Problem statement:
I need the records below retyped exactly.

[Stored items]
______

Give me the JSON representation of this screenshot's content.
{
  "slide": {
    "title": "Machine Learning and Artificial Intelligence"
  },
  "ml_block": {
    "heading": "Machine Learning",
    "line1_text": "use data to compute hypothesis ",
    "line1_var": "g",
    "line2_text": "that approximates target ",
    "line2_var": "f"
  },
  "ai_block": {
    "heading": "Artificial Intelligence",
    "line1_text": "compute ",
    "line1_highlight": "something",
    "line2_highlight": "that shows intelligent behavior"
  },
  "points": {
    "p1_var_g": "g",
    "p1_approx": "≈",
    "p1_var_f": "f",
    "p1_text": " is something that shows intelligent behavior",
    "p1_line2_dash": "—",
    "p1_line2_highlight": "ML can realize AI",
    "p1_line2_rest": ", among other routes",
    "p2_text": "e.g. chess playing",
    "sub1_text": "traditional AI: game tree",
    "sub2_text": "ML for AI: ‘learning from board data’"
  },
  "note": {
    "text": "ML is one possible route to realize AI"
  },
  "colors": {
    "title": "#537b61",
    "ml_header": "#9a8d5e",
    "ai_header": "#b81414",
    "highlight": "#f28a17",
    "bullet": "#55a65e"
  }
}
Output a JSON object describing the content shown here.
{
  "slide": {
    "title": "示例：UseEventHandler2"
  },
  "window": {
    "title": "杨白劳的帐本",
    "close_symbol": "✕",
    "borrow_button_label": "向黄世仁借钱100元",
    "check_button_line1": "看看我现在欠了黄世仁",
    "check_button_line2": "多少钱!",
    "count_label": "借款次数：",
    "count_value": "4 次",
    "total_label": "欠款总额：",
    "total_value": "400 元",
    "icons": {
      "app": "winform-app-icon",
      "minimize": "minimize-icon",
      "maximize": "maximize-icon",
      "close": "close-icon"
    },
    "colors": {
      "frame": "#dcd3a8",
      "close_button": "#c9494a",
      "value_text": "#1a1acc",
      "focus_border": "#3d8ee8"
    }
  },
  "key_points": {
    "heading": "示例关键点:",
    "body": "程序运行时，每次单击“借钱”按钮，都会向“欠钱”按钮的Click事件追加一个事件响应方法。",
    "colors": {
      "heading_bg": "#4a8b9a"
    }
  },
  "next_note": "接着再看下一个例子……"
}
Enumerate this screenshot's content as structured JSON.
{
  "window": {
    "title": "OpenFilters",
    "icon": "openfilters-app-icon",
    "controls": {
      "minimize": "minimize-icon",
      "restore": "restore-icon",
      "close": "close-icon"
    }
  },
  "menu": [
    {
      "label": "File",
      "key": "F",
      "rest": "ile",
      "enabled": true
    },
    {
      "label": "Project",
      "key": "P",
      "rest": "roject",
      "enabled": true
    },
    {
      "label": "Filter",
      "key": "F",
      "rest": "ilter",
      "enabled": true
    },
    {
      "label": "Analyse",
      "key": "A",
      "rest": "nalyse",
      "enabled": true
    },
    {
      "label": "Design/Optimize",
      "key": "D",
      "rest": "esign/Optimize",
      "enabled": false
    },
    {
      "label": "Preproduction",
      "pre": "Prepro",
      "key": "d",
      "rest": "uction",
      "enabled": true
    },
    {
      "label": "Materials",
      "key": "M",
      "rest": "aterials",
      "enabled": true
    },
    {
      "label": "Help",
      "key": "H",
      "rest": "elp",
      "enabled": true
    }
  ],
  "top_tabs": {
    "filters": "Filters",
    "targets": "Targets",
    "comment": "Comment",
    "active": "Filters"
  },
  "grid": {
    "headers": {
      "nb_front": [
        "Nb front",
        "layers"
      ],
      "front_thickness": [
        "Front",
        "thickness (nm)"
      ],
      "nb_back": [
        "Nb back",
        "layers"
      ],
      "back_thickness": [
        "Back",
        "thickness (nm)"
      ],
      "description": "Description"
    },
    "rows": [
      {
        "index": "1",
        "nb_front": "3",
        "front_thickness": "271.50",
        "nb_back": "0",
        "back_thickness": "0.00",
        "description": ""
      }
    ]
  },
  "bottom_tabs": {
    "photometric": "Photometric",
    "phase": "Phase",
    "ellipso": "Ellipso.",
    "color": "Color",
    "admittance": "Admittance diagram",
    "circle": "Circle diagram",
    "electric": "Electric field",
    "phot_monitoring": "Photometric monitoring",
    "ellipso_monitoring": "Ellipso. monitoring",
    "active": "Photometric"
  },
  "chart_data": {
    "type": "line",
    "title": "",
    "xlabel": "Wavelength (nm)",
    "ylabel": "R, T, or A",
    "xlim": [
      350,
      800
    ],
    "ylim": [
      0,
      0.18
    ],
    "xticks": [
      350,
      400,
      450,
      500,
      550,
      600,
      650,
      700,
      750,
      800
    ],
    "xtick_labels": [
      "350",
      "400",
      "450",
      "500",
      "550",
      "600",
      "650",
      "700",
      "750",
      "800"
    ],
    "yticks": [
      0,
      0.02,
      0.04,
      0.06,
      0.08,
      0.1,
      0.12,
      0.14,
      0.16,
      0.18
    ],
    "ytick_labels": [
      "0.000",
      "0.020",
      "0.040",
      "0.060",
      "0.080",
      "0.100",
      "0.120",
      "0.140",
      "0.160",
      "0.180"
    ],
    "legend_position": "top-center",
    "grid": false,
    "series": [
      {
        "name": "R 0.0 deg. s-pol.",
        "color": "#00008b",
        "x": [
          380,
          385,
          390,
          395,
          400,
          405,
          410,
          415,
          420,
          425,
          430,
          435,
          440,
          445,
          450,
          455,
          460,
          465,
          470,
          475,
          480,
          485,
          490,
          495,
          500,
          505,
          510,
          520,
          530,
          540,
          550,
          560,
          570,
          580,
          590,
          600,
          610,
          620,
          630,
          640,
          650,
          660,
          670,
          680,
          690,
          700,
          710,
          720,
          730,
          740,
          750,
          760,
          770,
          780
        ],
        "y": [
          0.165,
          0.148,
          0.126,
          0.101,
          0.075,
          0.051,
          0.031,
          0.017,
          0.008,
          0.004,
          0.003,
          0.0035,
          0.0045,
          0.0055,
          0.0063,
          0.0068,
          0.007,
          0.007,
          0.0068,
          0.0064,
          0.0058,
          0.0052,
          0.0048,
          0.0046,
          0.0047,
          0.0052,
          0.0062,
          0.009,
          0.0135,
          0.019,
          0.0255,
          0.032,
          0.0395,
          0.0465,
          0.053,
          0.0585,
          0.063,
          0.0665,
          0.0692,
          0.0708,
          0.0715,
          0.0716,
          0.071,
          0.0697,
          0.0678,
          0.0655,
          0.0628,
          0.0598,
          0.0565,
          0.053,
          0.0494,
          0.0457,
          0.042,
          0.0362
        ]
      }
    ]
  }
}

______

Answer for the task:
Give me the JSON representation of this screenshot's content.
{
  "slide": {
    "title": "Machine Learning and Artificial Intelligence"
  },
  "ml_block": {
    "heading": "Machine Learning",
    "line1_text": "use data to compute hypothesis ",
    "line1_var": "g",
    "line2_text": "that approximates target ",
    "line2_var": "f"
  },
  "ai_block": {
    "heading": "Artificial Intelligence",
    "line1_text": "compute ",
    "line1_highlight": "something",
    "line2_highlight": "that shows intelligent behavior"
  },
  "points": {
    "p1_var_g": "g",
    "p1_approx": "≈",
    "p1_var_f": "f",
    "p1_text": " is something that shows intelligent behavior",
    "p1_line2_dash": "—",
    "p1_line2_highlight": "ML can realize AI",
    "p1_line2_rest": ", among other routes",
    "p2_text": "e.g. chess playing",
    "sub1_text": "traditional AI: game tree",
    "sub2_text": "ML for AI: ‘learning from board data’"
  },
  "note": {
    "text": "ML is one possible route to realize AI"
  },
  "colors": {
    "title": "#537b61",
    "ml_header": "#9a8d5e",
    "ai_header": "#b81414",
    "highlight": "#f28a17",
    "bullet": "#55a65e"
  }
}
Output a JSON object describing the content shown here.
{
  "slide": {
    "title": "示例：UseEventHandler2"
  },
  "window": {
    "title": "杨白劳的帐本",
    "close_symbol": "✕",
    "borrow_button_label": "向黄世仁借钱100元",
    "check_button_line1": "看看我现在欠了黄世仁",
    "check_button_line2": "多少钱!",
    "count_label": "借款次数：",
    "count_value": "4 次",
    "total_label": "欠款总额：",
    "total_value": "400 元",
    "icons": {
      "app": "winform-app-icon",
      "minimize": "minimize-icon",
      "maximize": "maximize-icon",
      "close": "close-icon"
    },
    "colors": {
      "frame": "#dcd3a8",
      "close_button": "#c9494a",
      "value_text": "#1a1acc",
      "focus_border": "#3d8ee8"
    }
  },
  "key_points": {
    "heading": "示例关键点:",
    "body": "程序运行时，每次单击“借钱”按钮，都会向“欠钱”按钮的Click事件追加一个事件响应方法。",
    "colors": {
      "heading_bg": "#4a8b9a"
    }
  },
  "next_note": "接着再看下一个例子……"
}
Enumerate this screenshot's content as structured JSON.
{
  "window": {
    "title": "OpenFilters",
    "icon": "openfilters-app-icon",
    "controls": {
      "minimize": "minimize-icon",
      "restore": "restore-icon",
      "close": "close-icon"
    }
  },
  "menu": [
    {
      "label": "File",
      "key": "F",
      "rest": "ile",
      "enabled": true
    },
    {
      "label": "Project",
      "key": "P",
      "rest": "roject",
      "enabled": true
    },
    {
      "label": "Filter",
      "key": "F",
      "rest": "ilter",
      "enabled": true
    },
    {
      "label": "Analyse",
      "key": "A",
      "rest": "nalyse",
      "enabled": true
    },
    {
      "label": "Design/Optimize",
      "key": "D",
      "rest": "esign/Optimize",
      "enabled": false
    },
    {
      "label": "Preproduction",
      "pre": "Prepro",
      "key": "d",
      "rest": "uction",
      "enabled": true
    },
    {
      "label": "Materials",
      "key": "M",
      "rest": "aterials",
      "enabled": true
    },
    {
      "label": "Help",
      "key": "H",
      "rest": "elp",
      "enabled": true
    }
  ],
  "top_tabs": {
    "filters": "Filters",
    "targets": "Targets",
    "comment": "Comment",
    "active": "Filters"
  },
  "grid": {
    "headers": {
      "nb_front": [
        "Nb front",
        "layers"
      ],
      "front_thickness": [
        "Front",
        "thickness (nm)"
      ],
      "nb_back": [
        "Nb back",
        "layers"
      ],
      "back_thickness": [
        "Back",
        "thickness (nm)"
      ],
      "description": "Description"
    },
    "rows": [
      {
        "index": "1",
        "nb_front": "3",
        "front_thickness": "271.50",
        "nb_back": "0",
        "back_thickness": "0.00",
        "description": ""
      }
    ]
  },
  "bottom_tabs": {
    "photometric": "Photometric",
    "phase": "Phase",
    "ellipso": "Ellipso.",
    "color": "Color",
    "admittance": "Admittance diagram",
    "circle": "Circle diagram",
    "electric": "Electric field",
    "phot_monitoring": "Photometric monitoring",
    "ellipso_monitoring": "Ellipso. monitoring",
    "active": "Photometric"
  },
  "chart_data": {
    "type": "line",
    "title": "",
    "xlabel": "Wavelength (nm)",
    "ylabel": "R, T, or A",
    "xlim": [
      350,
      800
    ],
    "ylim": [
      0,
      0.18
    ],
    "xticks": [
      350,
      400,
      450,
      500,
      550,
      600,
      650,
      700,
      750,
      800
    ],
    "xtick_labels": [
      "350",
      "400",
      "450",
      "500",
      "550",
      "600",
      "650",
      "700",
      "750",
      "800"
    ],
    "yticks": [
      0,
      0.02,
      0.04,
      0.06,
      0.08,
      0.1,
      0.12,
      0.14,
      0.16,
      0.18
    ],
    "ytick_labels": [
      "0.000",
      "0.020",
      "0.040",
      "0.060",
      "0.080",
      "0.100",
      "0.120",
      "0.140",
      "0.160",
      "0.180"
    ],
    "legend_position": "top-center",
    "grid": false,
    "series": [
      {
        "name": "R 0.0 deg. s-pol.",
        "color": "#00008b",
        "x": [
          380,
          385,
          390,
          395,
          400,
          405,
          410,
          415,
          420,
          425,
          430,
          435,
          440,
          445,
          450,
          455,
          460,
          465,
          470,
          475,
          480,
          485,
          490,
          495,
          500,
          505,
          510,
          520,
          530,
          540,
          550,
          560,
          570,
          580,
          590,
          600,
          610,
          620,
          630,
          640,
          650,
          660,
          670,
          680,
          690,
          700,
          710,
          720,
          730,
          740,
          750,
          760,
          770,
          780
        ],
        "y": [
          0.165,
          0.148,
          0.126,
          0.101,
          0.075,
          0.051,
          0.031,
          0.017,
          0.008,
          0.004,
          0.003,
          0.0035,
          0.0045,
          0.0055,
          0.0063,
          0.0068,
          0.007,
          0.007,
          0.0068,
          0.0064,
          0.0058,
          0.0052,
          0.0048,
          0.0046,
          0.0047,
          0.0052,
          0.0062,
          0.009,
          0.0135,
          0.019,
          0.0255,
          0.032,
          0.0395,
          0.0465,
          0.053,
          0.0585,
          0.063,
          0.0665,
          0.0692,
          0.0708,
          0.0715,
          0.0716,
          0.071,
          0.0697,
          0.0678,
          0.0655,
          0.0628,
          0.0598,
          0.0565,
          0.053,
          0.0494,
          0.0457,
          0.042,
          0.0362
        ]
      }
    ]
  }
}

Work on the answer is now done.